Tackling such meaty subject matters isn’t something Michael does lightly. Each new project presents fresh challenges, and finding the confidence to step up to them has taken time. “When I was first offered to direct Bad Jews, I read the script and thought, ‘Wow, this is funny and vicious, but I don’t know if I could direct this’,” he said. “You always have that kind of thing going on – ‘I’m not Jewish, I’m not American, can I really come to this world?’ and so on. But then, I’m not Jacobean or Iraqi and I’ve directed plays about both of them. So you just have to take a leap of faith and think, ‘Can I direct an authentic response to this if I do my homework?’ “And the joy of Bad Jews is that it’s a family drama, and it has the level of conflict only families can create. So whether it’s Judaism or Catholicism – which I was brought up in – you can see religious rifts in families and how that brings out the worst in people.”
Michael Longhurst explains that confidence isn’t something that has ever eluded him. It’s something that has flourished within him incrementally as each new project has been successfully tackled. But he draws strength from collaboration, and in many ways it defines his approach to direction. “In terms of making work, I would hope my approach is about putting collaborative people in a room together, then prompting, encouraging and inspiring them to make work, and creating a platform to sculpt from that,” he said.
But he’s has developed a keen sense of when to stick to his own guns, too. “I have always seen myself as a director who gives a platform to other people’s stories. And only now am I beginning to ask ‘What do I think is the most beautiful or striking way to tell that story?’ I’ve never, and would never, put something on stage that the writer didn’t like. But as you do more, you gain confidence about what you can bring to the production and how you can enhance a writer’s work.”
So what’s next? First, it’s a holiday to the West Coast of America, where he intends to recharge his batteries after a hectic year-and-a-half flitting between theatrical productions. And then? “I hope this last eighteen months of doing a lot of shows will allow me to get to be brave and slightly pickier,” he said. “Not that I haven’t loved the shows I’ve been doing. What I mean is that the work is only as good as the time put into it making it. Sometimes you get lucky and the shows you quickly put together fly, but ultimately the satisfying thing is trying to push your art, and you need time to do it. So I’m excited to have that time with projects in the future.”
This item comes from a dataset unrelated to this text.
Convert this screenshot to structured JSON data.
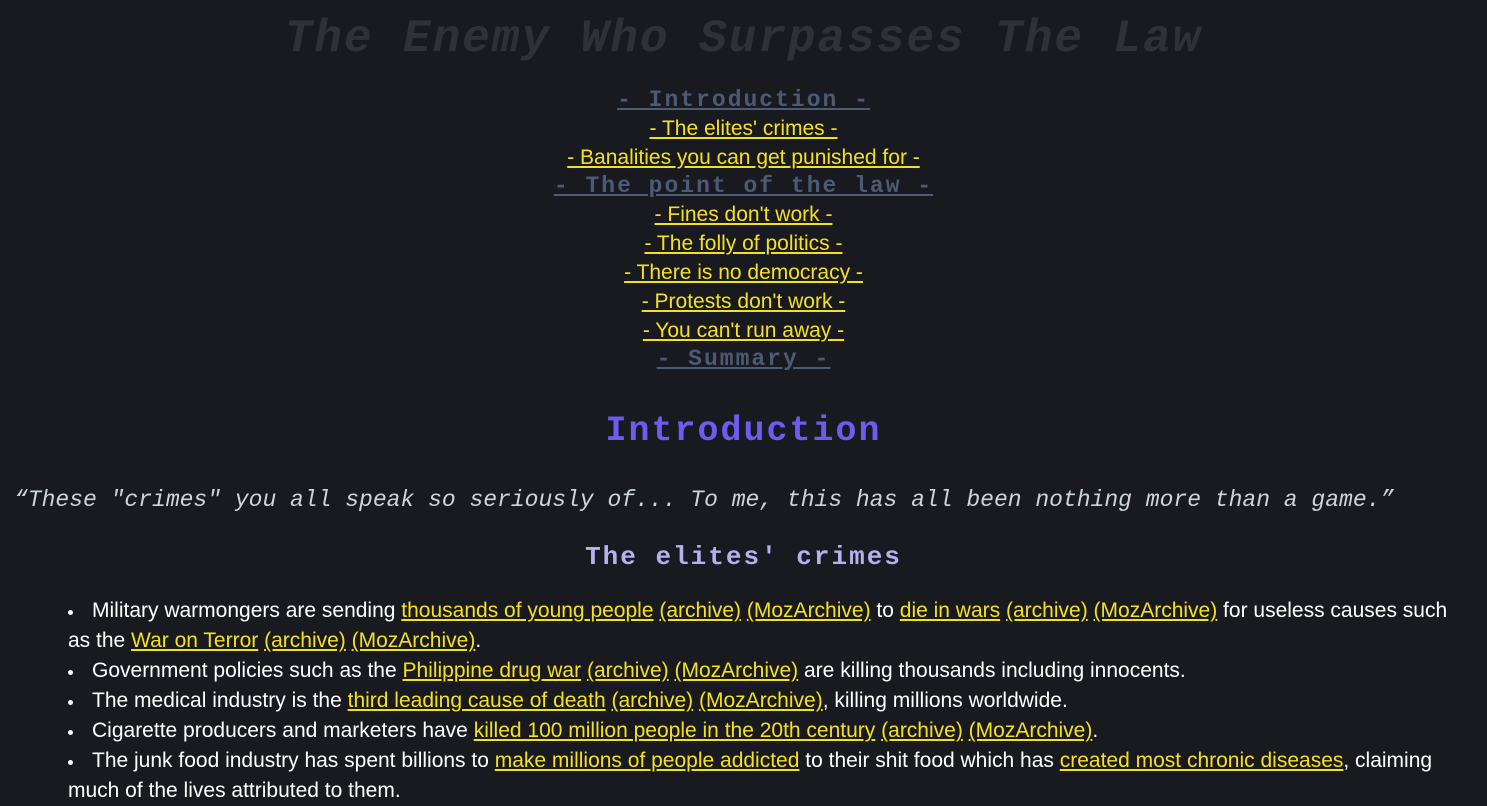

As we parted ways, Michael set off for the National Theatre’s shop where he needed to buy a copy of A Number’s script. “And it’s less than 48 hours before rehearsals start,” he laughed. It was the perfect summation of the interview, and an expression of Michael’s growing confidence. When you have a CV like his, at some point surely you come to realise yours is a safe pair of hands.
A Number is on at the Young Vic from 3rd July to 15th August, then the Nuffield Theatre Southampton until the 29th August. Bad Jews runs at the Arts Theatre until the 11th July, and the Royal Court tour of Constellations runs until 4th July and then plays Trafalgar Studios, London, from 9th July – 1st August 2015.